Data for analysis »
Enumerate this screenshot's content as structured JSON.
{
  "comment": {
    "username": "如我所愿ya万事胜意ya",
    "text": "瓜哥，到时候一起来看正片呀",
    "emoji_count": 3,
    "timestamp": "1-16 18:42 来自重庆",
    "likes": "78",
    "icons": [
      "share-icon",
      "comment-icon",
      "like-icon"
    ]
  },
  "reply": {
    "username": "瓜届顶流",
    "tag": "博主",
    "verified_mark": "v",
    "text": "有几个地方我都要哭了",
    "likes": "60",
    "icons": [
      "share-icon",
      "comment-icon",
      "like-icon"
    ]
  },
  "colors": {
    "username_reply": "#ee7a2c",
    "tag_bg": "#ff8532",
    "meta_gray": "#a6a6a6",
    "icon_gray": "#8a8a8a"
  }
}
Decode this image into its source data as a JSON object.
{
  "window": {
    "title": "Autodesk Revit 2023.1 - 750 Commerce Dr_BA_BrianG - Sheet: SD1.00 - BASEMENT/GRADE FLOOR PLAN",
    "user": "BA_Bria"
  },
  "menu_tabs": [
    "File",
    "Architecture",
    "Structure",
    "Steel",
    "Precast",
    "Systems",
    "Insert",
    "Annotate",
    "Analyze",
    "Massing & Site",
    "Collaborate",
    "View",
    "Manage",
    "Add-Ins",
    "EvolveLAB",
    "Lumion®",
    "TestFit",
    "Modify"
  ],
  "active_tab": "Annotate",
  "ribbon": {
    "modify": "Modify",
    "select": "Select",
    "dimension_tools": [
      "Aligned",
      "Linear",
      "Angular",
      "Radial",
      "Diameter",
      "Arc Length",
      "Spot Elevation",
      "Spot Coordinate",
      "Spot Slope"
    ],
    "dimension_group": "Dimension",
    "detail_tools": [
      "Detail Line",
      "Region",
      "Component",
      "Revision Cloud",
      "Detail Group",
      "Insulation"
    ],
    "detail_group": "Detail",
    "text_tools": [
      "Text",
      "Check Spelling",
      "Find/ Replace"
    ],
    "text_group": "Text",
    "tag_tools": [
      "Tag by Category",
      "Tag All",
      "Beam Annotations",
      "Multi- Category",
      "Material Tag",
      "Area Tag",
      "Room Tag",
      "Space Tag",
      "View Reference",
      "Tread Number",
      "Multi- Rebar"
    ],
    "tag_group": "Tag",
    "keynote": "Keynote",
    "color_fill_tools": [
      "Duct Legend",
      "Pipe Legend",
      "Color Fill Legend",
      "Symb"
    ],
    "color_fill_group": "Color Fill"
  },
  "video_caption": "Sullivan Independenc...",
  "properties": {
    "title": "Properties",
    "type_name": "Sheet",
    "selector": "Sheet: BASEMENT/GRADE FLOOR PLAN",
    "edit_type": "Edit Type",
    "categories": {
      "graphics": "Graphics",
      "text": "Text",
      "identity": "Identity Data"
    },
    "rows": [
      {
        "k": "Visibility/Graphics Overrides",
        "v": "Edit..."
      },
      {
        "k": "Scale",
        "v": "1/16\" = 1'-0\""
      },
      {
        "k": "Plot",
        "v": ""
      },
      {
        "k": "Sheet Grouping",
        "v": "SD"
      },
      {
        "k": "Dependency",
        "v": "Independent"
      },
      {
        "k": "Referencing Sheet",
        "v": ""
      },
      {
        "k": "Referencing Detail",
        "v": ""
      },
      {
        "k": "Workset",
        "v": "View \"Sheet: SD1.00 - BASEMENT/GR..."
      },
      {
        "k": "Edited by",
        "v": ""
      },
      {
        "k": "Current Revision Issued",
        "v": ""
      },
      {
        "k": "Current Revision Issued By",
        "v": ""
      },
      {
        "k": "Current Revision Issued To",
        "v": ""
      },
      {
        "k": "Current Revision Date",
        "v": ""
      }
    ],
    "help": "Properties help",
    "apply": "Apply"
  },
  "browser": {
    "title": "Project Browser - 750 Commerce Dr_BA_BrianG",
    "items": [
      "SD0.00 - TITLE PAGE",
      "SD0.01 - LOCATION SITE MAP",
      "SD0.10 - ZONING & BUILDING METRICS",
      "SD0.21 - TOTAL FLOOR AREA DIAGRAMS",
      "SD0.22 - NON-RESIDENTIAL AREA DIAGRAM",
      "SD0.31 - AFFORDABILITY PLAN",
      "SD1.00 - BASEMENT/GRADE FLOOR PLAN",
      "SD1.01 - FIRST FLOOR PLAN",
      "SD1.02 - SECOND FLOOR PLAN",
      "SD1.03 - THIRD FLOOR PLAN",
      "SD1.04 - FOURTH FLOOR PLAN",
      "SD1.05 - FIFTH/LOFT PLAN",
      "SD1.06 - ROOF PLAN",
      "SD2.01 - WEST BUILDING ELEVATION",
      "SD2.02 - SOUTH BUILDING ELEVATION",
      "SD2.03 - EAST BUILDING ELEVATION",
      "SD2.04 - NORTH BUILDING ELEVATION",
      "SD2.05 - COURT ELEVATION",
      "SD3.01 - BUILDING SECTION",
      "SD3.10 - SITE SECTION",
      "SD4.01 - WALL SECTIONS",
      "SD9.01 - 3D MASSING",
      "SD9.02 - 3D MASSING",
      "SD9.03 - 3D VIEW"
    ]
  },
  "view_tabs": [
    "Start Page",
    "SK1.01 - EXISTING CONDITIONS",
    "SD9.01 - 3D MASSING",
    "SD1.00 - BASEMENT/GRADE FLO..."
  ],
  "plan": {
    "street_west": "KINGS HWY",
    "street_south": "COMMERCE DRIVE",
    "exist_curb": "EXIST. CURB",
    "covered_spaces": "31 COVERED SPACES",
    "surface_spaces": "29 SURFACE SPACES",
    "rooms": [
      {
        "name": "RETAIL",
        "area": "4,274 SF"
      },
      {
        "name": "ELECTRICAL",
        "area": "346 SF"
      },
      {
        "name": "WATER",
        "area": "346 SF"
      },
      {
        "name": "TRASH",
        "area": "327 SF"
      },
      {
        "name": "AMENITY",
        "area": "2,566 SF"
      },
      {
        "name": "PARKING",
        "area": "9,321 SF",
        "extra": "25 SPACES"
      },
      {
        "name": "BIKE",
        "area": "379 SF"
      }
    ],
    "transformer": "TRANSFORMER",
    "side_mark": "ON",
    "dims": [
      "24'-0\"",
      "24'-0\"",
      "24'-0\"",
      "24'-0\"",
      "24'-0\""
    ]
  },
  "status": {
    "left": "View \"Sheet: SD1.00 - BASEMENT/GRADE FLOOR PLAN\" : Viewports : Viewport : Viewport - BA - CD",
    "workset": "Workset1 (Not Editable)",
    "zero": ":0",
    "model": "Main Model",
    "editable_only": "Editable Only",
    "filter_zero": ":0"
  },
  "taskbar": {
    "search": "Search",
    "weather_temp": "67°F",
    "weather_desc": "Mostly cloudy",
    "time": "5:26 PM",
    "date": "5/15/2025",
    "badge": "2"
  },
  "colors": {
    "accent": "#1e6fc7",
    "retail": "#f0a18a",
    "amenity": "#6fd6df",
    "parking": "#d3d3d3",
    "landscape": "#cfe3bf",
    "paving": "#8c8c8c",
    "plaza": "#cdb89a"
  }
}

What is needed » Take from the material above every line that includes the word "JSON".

Task output »
Enumerate this screenshot's content as structured JSON.
Decode this image into its source data as a JSON object.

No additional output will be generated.